The winner of a Nikon photography competition that banned images taken on film cameras for the first time in its 44-year history has been named.


Picture credit: Dina Bova

Dina Bova, a photographer from Israel, has scooped the Grand Prize in the Nikon Photo Contest 2012-2013 for an image entitled ‘Elegy of Autumn’.

Bova beat almost 100,000 other entries, a record for the contest that dates back to 1969.

As AP revealed last year, rules for the Nikon Photo Contest 2012-2013 – which was open to photographers worldwide – stated: ‘Scans of photographs taken with film cameras are not eligible.’

Previously the competition allowed photographers to submit scans of pictures originally captured using a 35mm, or an APS film camera.

Nikon still lists the F6 and FM10 film-based SLRs on its website.

  • john

    How can anyone compete with anyone in the APOY awards when these so called amateurs are using professional cameras. maybe you should have two categories for professional amateurs and amateur photographers without expensive cameras. your magazine title doesn’t really suit its name and is unfair to people who are amateur photographers without a professional camera.

  • Carlo Pestucci

    Shame ok you, Nikon. How shortsighted.

    On the winning photo…the judges mush had been smooking weed during judging process.

    Altogether a one major flop by one of the leading photographic companies…of the past.

    🙁

  • Roger Hicks

    Maybe they were afraid that the winner might have used film, which would have rendered nugatory their policy of a new DSLR every thirty seconds.

    Cheers,

    R.

  • ByBrett

    Lets be fair, using film does give an unfair advantage over video stills.

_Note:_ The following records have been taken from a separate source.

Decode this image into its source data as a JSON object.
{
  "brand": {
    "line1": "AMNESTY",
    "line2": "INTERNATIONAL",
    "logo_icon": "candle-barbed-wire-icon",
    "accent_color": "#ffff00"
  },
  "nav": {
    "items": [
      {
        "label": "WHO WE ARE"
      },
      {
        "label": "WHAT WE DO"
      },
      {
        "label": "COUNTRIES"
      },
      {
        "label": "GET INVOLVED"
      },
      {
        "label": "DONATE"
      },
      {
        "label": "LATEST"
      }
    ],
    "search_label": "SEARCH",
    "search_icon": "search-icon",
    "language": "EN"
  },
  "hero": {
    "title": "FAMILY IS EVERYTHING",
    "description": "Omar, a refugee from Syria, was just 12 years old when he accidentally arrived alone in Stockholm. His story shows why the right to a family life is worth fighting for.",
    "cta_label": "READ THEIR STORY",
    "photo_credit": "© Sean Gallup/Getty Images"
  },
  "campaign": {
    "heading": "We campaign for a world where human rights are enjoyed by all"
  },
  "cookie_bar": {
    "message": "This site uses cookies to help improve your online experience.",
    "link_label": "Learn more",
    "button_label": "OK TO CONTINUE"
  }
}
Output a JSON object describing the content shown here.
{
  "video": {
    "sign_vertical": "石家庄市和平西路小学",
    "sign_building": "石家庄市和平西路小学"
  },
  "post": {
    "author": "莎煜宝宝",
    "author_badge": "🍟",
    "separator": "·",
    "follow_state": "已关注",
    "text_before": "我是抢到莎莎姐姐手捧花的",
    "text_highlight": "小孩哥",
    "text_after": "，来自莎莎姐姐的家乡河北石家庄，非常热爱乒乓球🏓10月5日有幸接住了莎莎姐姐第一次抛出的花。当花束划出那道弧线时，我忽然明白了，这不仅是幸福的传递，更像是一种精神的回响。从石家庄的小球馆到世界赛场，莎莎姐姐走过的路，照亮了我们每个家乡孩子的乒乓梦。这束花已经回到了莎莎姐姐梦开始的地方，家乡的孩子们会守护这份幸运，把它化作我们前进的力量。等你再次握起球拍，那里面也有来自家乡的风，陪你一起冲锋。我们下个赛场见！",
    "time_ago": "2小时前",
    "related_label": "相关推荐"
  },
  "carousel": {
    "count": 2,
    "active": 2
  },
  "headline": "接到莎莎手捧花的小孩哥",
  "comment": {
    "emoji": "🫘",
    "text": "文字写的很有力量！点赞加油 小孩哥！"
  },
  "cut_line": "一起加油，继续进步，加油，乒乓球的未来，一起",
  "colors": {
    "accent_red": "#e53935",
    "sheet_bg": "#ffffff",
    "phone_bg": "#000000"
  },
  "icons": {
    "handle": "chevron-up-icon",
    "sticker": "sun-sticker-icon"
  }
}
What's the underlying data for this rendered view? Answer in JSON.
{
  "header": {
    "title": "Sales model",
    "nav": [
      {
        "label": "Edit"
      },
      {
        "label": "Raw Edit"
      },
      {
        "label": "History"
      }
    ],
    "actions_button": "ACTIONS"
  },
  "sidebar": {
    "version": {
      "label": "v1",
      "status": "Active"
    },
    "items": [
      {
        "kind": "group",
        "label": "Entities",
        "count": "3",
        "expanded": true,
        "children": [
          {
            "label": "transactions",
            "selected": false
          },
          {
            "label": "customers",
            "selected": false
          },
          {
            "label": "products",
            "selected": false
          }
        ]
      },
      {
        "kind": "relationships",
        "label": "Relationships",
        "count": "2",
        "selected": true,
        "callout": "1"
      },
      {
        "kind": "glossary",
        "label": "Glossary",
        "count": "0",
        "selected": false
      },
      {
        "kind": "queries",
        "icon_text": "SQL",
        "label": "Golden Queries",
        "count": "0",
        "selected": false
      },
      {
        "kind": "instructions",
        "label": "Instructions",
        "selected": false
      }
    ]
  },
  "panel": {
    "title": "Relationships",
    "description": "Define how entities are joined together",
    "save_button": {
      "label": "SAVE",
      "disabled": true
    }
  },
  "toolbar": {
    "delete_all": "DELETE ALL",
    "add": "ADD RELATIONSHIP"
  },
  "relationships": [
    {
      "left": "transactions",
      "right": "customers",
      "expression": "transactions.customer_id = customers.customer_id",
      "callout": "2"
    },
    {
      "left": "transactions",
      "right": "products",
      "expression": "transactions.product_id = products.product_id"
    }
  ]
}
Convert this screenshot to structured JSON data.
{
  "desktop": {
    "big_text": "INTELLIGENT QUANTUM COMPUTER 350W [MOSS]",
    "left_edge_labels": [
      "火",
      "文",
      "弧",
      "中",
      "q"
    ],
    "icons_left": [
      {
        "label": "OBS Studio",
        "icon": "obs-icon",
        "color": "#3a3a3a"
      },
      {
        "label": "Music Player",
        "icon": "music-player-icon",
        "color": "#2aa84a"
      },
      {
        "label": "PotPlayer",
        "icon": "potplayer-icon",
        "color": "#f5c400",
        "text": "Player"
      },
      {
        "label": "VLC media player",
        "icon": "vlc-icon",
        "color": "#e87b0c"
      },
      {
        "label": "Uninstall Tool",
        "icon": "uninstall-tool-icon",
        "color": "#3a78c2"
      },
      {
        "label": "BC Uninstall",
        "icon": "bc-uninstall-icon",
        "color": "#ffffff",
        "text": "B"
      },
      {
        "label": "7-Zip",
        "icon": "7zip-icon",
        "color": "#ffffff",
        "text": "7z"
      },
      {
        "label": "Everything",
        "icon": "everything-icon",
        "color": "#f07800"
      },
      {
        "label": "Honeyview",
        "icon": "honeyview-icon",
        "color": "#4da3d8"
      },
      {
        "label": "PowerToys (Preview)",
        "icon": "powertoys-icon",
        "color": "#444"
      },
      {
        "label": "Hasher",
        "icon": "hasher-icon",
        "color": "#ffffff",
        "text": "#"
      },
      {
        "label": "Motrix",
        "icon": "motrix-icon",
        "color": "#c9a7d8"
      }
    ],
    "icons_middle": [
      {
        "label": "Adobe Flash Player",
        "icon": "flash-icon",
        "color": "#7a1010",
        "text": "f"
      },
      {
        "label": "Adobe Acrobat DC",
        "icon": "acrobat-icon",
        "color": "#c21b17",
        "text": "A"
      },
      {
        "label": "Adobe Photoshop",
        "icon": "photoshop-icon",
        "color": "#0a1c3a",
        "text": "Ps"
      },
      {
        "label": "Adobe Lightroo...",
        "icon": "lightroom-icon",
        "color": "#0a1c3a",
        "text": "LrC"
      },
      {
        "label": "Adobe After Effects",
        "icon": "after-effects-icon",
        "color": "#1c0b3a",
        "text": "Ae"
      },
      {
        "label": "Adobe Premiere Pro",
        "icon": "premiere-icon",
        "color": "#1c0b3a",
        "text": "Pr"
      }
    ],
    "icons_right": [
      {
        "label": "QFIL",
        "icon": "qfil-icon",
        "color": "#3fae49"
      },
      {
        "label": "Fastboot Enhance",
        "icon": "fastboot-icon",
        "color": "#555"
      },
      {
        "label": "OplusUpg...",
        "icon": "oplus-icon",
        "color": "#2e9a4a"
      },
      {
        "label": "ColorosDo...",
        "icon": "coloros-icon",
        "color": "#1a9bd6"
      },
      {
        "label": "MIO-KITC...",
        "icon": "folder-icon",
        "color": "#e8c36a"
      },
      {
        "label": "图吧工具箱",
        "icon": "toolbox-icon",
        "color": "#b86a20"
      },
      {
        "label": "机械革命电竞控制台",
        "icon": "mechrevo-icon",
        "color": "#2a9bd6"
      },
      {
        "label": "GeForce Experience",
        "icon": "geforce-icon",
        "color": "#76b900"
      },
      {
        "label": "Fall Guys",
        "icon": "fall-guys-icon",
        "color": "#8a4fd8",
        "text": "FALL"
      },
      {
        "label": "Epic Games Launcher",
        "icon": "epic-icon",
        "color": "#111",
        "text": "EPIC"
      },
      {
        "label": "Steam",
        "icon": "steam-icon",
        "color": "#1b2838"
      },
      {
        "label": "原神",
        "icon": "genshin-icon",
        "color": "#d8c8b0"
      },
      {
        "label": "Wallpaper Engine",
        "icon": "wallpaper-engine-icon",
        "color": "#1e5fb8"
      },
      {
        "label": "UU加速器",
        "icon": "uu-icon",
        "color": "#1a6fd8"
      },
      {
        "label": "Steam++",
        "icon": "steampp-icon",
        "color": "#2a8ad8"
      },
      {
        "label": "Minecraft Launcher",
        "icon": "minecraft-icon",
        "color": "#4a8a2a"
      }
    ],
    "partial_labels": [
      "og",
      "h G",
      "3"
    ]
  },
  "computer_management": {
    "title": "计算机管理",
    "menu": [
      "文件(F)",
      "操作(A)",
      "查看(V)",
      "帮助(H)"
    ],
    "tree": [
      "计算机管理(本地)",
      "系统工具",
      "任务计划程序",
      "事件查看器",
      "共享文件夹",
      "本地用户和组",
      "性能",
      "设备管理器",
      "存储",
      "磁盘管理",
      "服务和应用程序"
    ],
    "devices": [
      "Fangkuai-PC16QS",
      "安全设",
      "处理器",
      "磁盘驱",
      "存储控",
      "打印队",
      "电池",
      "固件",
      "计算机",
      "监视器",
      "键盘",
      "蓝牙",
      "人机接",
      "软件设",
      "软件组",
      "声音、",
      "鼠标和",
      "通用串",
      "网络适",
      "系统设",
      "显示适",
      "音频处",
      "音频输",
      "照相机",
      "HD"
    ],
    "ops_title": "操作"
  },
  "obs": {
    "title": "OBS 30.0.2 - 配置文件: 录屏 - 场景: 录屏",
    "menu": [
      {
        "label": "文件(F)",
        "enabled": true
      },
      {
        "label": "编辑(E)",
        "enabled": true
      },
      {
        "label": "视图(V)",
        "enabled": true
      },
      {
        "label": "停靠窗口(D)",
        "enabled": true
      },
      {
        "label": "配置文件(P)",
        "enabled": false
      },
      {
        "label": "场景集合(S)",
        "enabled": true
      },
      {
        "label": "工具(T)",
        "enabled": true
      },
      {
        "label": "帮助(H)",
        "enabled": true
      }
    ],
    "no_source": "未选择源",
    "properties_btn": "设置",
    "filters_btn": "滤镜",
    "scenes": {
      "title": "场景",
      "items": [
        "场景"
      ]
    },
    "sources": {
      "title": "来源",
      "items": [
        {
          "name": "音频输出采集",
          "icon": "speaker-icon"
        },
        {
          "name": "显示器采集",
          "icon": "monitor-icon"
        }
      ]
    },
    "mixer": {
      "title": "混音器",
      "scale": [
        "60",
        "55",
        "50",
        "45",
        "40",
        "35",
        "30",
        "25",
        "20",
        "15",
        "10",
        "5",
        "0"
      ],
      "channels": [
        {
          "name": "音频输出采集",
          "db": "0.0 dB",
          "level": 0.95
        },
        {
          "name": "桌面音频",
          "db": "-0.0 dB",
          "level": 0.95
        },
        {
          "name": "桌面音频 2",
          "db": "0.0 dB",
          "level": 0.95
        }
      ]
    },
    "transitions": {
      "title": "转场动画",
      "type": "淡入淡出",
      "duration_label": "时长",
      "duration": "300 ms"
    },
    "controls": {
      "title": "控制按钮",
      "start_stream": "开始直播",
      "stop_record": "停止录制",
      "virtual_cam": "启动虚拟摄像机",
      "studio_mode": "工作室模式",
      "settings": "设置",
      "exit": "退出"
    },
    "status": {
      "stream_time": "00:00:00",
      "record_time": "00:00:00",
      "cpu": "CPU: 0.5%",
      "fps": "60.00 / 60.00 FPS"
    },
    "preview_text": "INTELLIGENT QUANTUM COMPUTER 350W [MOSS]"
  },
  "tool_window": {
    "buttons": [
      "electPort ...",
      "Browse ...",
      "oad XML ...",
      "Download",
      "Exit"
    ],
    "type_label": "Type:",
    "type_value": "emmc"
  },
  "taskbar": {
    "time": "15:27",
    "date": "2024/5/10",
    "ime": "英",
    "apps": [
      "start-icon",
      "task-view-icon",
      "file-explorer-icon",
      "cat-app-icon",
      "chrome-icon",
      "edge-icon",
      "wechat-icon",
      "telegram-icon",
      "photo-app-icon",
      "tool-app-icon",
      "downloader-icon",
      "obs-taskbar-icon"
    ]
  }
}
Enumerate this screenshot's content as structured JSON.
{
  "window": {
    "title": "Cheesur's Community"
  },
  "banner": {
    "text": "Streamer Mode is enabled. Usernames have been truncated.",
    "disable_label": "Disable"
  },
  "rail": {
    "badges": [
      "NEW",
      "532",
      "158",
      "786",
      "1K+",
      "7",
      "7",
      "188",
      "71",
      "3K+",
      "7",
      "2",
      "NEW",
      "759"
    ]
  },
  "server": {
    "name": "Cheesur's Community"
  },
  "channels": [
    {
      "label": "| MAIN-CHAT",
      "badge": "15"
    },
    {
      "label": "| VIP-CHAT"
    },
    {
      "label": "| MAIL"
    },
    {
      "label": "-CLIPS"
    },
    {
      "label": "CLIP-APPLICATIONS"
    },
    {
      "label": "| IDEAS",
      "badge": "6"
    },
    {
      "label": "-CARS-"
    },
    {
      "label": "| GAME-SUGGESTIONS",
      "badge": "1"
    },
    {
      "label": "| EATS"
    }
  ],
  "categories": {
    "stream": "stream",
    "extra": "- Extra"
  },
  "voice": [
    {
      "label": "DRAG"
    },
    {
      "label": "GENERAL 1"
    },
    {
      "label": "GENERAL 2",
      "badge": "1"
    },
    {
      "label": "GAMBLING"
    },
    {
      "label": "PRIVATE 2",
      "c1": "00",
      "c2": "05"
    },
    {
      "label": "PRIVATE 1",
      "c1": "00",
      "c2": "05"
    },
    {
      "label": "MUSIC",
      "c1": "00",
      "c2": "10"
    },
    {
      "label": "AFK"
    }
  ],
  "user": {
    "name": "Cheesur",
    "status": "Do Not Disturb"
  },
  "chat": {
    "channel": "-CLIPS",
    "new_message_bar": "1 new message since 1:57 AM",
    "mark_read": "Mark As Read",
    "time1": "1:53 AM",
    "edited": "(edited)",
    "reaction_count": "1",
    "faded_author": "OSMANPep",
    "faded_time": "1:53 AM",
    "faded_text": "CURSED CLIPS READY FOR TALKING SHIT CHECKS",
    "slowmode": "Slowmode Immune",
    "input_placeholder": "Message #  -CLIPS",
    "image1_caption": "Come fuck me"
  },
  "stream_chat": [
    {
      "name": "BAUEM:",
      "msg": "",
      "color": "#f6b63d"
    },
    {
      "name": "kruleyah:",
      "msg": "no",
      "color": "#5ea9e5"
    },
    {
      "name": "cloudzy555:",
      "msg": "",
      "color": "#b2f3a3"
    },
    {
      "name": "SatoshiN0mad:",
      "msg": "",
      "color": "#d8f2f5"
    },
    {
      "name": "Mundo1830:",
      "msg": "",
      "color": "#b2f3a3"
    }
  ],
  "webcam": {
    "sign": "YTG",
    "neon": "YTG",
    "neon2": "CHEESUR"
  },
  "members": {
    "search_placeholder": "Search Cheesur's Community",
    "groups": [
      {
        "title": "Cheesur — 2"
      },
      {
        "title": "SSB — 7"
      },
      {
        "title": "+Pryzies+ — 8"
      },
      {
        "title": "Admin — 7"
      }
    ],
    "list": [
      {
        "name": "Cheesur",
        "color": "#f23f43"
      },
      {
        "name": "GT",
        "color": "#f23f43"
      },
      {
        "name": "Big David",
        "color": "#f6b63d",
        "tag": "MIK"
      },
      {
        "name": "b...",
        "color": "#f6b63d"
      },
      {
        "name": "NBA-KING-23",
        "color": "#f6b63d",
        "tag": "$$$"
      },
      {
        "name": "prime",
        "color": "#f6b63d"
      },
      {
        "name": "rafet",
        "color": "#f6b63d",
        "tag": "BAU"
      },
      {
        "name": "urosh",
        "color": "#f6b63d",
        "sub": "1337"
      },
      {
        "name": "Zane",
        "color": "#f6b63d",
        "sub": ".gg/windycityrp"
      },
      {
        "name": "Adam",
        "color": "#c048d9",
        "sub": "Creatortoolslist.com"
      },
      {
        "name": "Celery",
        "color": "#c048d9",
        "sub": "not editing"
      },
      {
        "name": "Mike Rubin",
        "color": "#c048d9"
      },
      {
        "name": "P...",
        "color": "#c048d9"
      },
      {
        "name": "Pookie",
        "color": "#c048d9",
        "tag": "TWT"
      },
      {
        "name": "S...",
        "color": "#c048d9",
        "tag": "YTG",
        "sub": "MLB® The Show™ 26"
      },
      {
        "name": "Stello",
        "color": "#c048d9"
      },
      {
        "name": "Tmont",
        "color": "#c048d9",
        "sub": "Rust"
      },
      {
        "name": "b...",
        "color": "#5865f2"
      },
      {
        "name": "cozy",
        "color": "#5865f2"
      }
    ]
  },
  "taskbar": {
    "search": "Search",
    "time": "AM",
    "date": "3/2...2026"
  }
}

The aesthetic of film would have been spotted by the Judges immediately and become the yard stick or quality.